Others

Total

Manufacture of Food Products Except Grain Mill Services

125

213

20

505

84

15

69

 

11

8

 

284

86

1,420

Grain Mill Services

2,765

2,513

2,356

6,662

788

1,918

709

272

134

3,033

1,649

22,799

Manufacture of Textiles

63

181

26

566

196

4

102

 

3

15

 

153

48

1,357

Manufacture of Wearing Apparel, Dressing and Dyeing of Fur

266

283

26

1,050

481

18

280

21

28

 

488

117

3,058

Manufacture of Luggage, Handbags and Footwear

1

8

1

20

6

3

6

 

1

-

 

-

-

46

Manufacture of Wood and Products of Wood and Cork, Except Furniture; Manufacture of Articles of Straw and Plaiting Materials

1

17

4

19

15

-

10

 

1

2

 

14

2

85

Manufacture of Paper and Paper Products

-

-

-

2

1

-

-

 

-

-

 

-

-

3

Publishing, Printing and Reproduction of Recording Media

36

146

12

202

44

9

33

 

-

1

 

232

31

746

Manufacture of Chemicals and Chemical Products

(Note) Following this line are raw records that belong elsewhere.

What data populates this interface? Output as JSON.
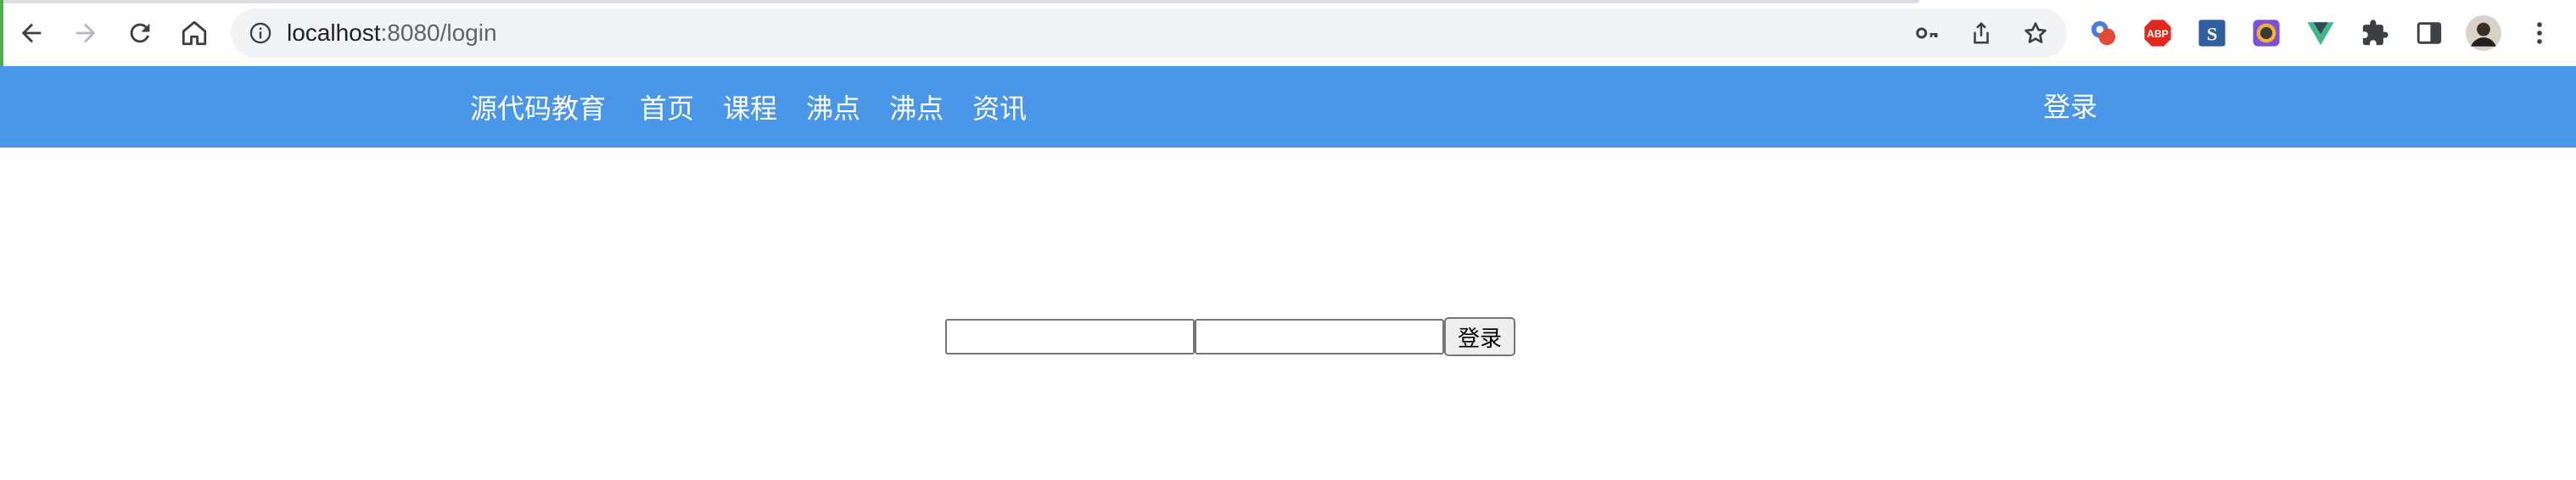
{
  "browser": {
    "url_host": "localhost",
    "url_path": ":8080/login",
    "icons": {
      "back": "arrow-left-icon",
      "forward": "arrow-right-icon",
      "reload": "reload-icon",
      "home": "home-icon",
      "site_info": "info-icon",
      "password": "key-icon",
      "share": "share-icon",
      "bookmark": "star-icon",
      "extensions": "puzzle-icon",
      "side_panel": "side-panel-icon",
      "menu": "kebab-menu-icon"
    },
    "extension_badges": {
      "adblock": "ABP",
      "s_ext": "S"
    },
    "colors": {
      "omnibox_bg": "#f1f3f4",
      "adblock_red": "#e02a20",
      "vue_green": "#41b883"
    }
  },
  "header": {
    "logo": "源代码教育",
    "nav": [
      "首页",
      "课程",
      "沸点",
      "沸点",
      "资讯"
    ],
    "login": "登录",
    "bg_color": "#4a96e8"
  },
  "login_form": {
    "username_value": "",
    "password_value": "",
    "submit_label": "登录"
  }
}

-

3

-

-

2

-

-

 

-

-

 

-

-

5

Manufacture of Other Non-Metallic Mineral Products

13

177

3

92

29

3

53

 

5

8

 

42

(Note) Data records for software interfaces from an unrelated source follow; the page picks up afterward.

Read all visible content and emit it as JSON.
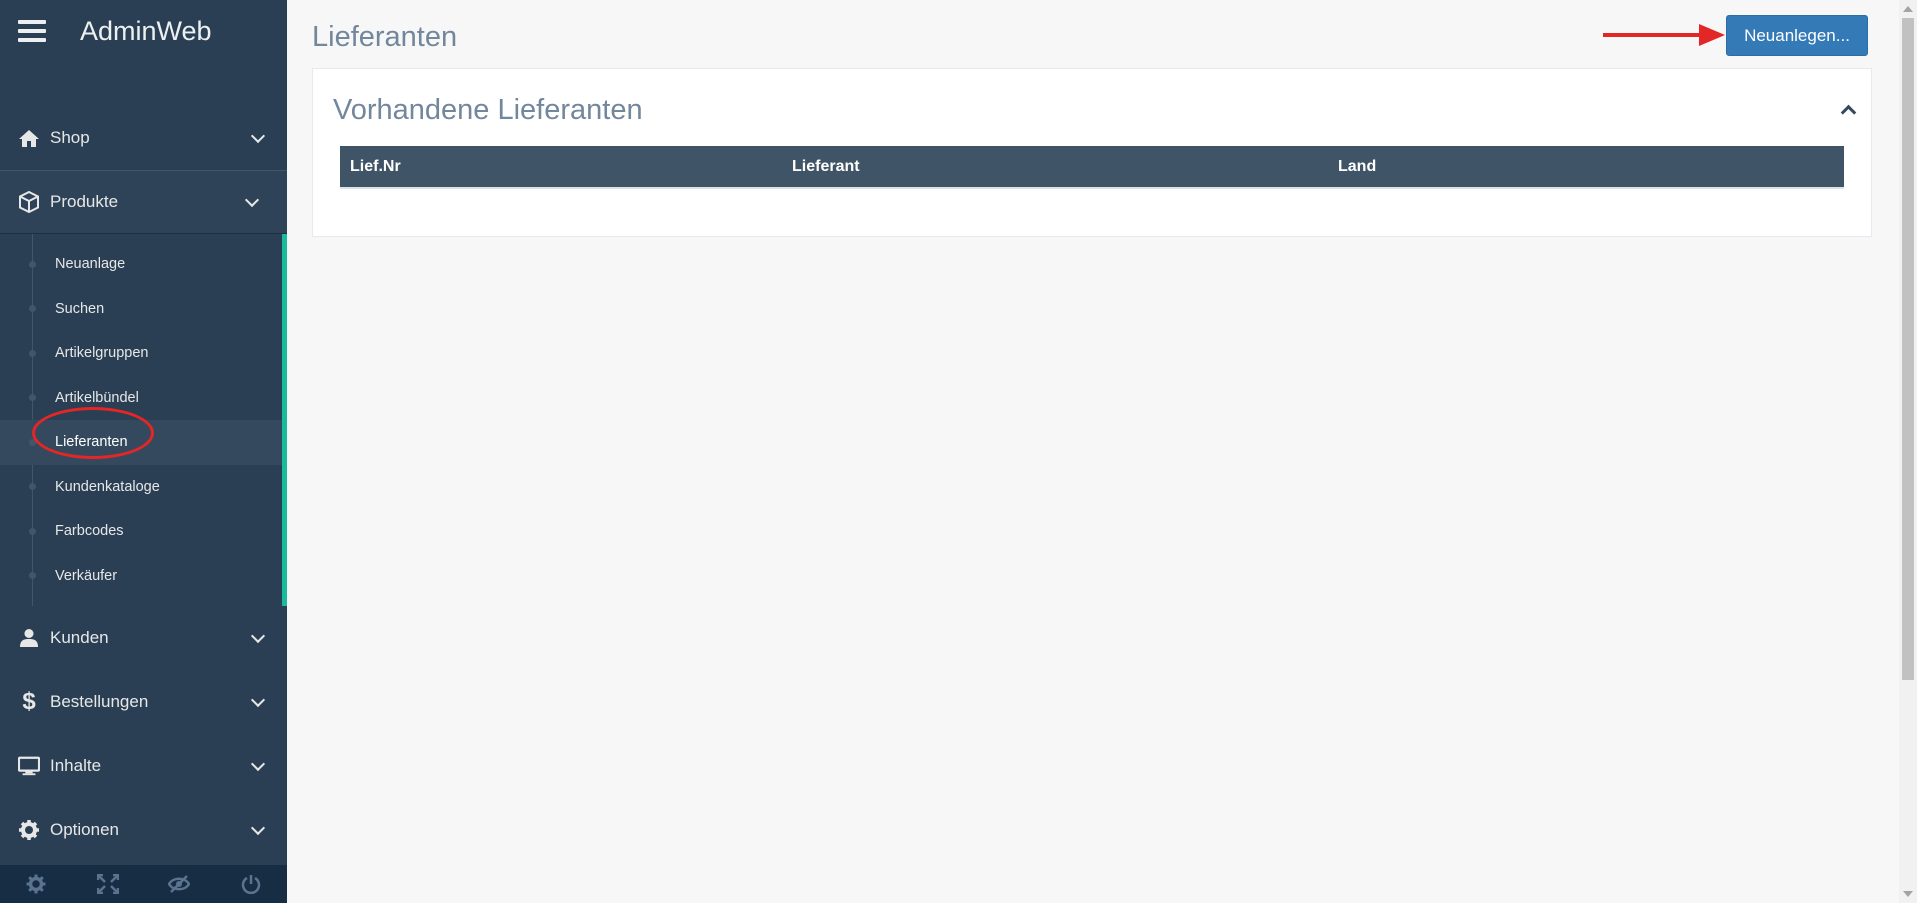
{
  "app": {
    "title": "AdminWeb"
  },
  "sidebar": {
    "items": [
      {
        "label": "Shop",
        "icon": "home-icon"
      },
      {
        "label": "Produkte",
        "icon": "cube-icon"
      },
      {
        "label": "Kunden",
        "icon": "user-icon"
      },
      {
        "label": "Bestellungen",
        "icon": "dollar-icon"
      },
      {
        "label": "Inhalte",
        "icon": "desktop-icon"
      },
      {
        "label": "Optionen",
        "icon": "gear-icon"
      }
    ],
    "submenu": [
      "Neuanlage",
      "Suchen",
      "Artikelgruppen",
      "Artikelbündel",
      "Lieferanten",
      "Kundenkataloge",
      "Farbcodes",
      "Verkäufer"
    ],
    "current_submenu": "Lieferanten",
    "footer_icons": [
      "settings-icon",
      "fullscreen-icon",
      "lock-icon",
      "power-icon"
    ]
  },
  "page": {
    "title": "Lieferanten",
    "new_button_label": "Neuanlegen...",
    "panel_title": "Vorhandene Lieferanten",
    "table": {
      "columns": [
        "Lief.Nr",
        "Lieferant",
        "Land"
      ],
      "rows": []
    }
  },
  "colors": {
    "sidebar_bg": "#2a3f54",
    "accent_green": "#1abb9c",
    "primary_button": "#337ab7",
    "table_header": "#405467",
    "annotation_red": "#e32626"
  }
}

28

453

Manufacture of Fabricated Metal Products, Except Machinery and Equipment

211

796

60

1,220

665

20

393

 

19

52

 

640

172

4,248

Manufacture of Machinery and Equipment N.E.C.

-

-

-

-

-

-

-

 

-

-

 

-

-

-

Manufacture of Parts and Accessories for Motor Vehicles and their Engines

-

-

-

-

-

-

-

 

-

-

 

-

-

-

Manufacture of Furniture; Manufacturing N.E.C.

451

1,972

148

1,725

1,520

100

847

66

160

1,067

291

8,347

Total

3,932

6,309

2,656

12,063

3,831

2,090

2,502

399

408

5,953

2,424

42,567

Percentage

9.24

14.82

6.24

28.34

9.00

4.91

5.88

.94

.96

13.99

5.69

100.00

Summary Table 3.14 Number of Establishments by Industrial Group and Type of Government Influence: 2000 E.F.Y (2007/08)

 

Type of Government Influence

 

Industrial Group

Getting license

requires long

time

Lack of working

premises

Absence of tax exemption

Others

Total

Manufacture of Food Products Except Grain Mill Services

 

24

 

34

9

10

77

Grain Mill Services

 

799

944

327

344

2,414

Manufacture of Textiles